Going through the entries below, copy out each line that contains "legend".

(INFORMATION SUPPLIED)

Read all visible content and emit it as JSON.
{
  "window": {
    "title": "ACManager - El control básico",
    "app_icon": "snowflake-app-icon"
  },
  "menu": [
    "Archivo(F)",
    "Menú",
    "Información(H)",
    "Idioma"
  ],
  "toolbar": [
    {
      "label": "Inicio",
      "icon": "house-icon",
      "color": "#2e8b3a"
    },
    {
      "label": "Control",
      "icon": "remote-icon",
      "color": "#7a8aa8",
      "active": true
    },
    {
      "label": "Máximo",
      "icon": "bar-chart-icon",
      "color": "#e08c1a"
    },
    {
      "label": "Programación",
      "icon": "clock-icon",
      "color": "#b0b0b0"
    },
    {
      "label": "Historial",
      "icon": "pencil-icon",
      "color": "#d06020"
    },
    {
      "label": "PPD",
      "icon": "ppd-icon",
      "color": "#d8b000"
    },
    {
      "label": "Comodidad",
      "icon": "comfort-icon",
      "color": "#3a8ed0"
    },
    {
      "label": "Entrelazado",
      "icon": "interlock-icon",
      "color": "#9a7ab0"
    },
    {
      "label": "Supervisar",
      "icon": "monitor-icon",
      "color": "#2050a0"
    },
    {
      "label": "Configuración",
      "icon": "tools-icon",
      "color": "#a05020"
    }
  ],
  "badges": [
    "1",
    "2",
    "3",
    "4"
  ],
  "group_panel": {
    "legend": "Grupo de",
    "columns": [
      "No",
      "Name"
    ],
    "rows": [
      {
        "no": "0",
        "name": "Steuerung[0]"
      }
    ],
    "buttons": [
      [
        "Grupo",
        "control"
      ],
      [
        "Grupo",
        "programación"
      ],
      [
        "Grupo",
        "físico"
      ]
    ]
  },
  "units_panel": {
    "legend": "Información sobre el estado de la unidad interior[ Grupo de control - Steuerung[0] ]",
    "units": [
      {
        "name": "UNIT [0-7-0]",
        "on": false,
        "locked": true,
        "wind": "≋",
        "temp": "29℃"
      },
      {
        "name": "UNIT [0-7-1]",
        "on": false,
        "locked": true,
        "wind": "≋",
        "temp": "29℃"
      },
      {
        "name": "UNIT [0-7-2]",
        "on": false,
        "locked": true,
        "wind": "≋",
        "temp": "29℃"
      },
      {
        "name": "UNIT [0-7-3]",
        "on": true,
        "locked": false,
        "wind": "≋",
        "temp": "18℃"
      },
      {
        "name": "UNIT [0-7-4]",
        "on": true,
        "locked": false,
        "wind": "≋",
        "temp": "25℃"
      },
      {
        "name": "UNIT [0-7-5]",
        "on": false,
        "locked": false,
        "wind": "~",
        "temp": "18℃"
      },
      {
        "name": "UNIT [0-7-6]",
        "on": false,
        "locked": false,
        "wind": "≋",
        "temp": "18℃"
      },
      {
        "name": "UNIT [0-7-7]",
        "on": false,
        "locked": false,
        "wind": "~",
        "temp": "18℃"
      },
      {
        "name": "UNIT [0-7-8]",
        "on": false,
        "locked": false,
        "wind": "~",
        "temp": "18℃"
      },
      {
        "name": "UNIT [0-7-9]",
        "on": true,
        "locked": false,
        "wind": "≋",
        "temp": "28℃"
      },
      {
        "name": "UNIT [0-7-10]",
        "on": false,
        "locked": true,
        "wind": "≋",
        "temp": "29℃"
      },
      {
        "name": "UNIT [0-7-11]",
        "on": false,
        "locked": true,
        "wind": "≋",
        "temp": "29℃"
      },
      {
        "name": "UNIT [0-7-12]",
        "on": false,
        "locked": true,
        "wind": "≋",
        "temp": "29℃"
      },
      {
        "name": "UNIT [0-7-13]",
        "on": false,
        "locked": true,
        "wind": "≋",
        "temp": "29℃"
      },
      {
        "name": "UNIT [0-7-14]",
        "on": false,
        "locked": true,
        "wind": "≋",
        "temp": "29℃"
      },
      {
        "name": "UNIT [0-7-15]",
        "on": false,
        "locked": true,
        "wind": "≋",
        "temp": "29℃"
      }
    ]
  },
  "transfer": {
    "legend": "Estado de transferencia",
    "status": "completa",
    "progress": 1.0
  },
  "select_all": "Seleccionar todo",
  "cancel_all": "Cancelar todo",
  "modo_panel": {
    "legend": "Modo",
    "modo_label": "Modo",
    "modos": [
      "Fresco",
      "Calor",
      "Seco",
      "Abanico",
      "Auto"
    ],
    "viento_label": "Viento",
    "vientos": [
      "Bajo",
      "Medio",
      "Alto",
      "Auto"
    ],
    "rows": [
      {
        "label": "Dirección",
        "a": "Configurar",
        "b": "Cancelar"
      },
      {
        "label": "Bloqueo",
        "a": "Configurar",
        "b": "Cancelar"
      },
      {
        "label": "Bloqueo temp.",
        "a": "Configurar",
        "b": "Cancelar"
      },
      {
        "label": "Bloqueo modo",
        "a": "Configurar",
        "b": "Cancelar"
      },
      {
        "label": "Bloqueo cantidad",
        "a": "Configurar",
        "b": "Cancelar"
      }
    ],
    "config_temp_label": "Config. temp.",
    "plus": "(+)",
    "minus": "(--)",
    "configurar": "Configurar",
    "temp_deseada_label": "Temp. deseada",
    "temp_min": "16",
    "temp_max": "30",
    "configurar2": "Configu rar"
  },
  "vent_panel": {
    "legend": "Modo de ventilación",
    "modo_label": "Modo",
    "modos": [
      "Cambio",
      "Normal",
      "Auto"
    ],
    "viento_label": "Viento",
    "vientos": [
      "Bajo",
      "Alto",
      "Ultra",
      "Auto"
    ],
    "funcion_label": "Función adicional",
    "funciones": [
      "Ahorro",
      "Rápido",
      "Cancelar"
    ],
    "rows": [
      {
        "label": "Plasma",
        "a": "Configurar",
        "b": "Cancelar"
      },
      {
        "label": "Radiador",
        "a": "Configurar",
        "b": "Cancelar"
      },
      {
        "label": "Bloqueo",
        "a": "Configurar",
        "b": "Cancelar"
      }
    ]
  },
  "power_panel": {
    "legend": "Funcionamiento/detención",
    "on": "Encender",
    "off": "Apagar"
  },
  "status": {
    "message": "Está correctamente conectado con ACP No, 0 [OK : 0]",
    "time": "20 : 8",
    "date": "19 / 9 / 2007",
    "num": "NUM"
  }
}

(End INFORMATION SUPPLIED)

RESULT BELOW —
    "legend": "Grupo de",
    "legend": "Información sobre el estado de la unidad interior[ Grupo de control - Steuerung[0] ]",
    "legend": "Estado de transferencia",
    "legend": "Modo",
    "legend": "Modo de ventilación",
    "legend": "Funcionamiento/detención",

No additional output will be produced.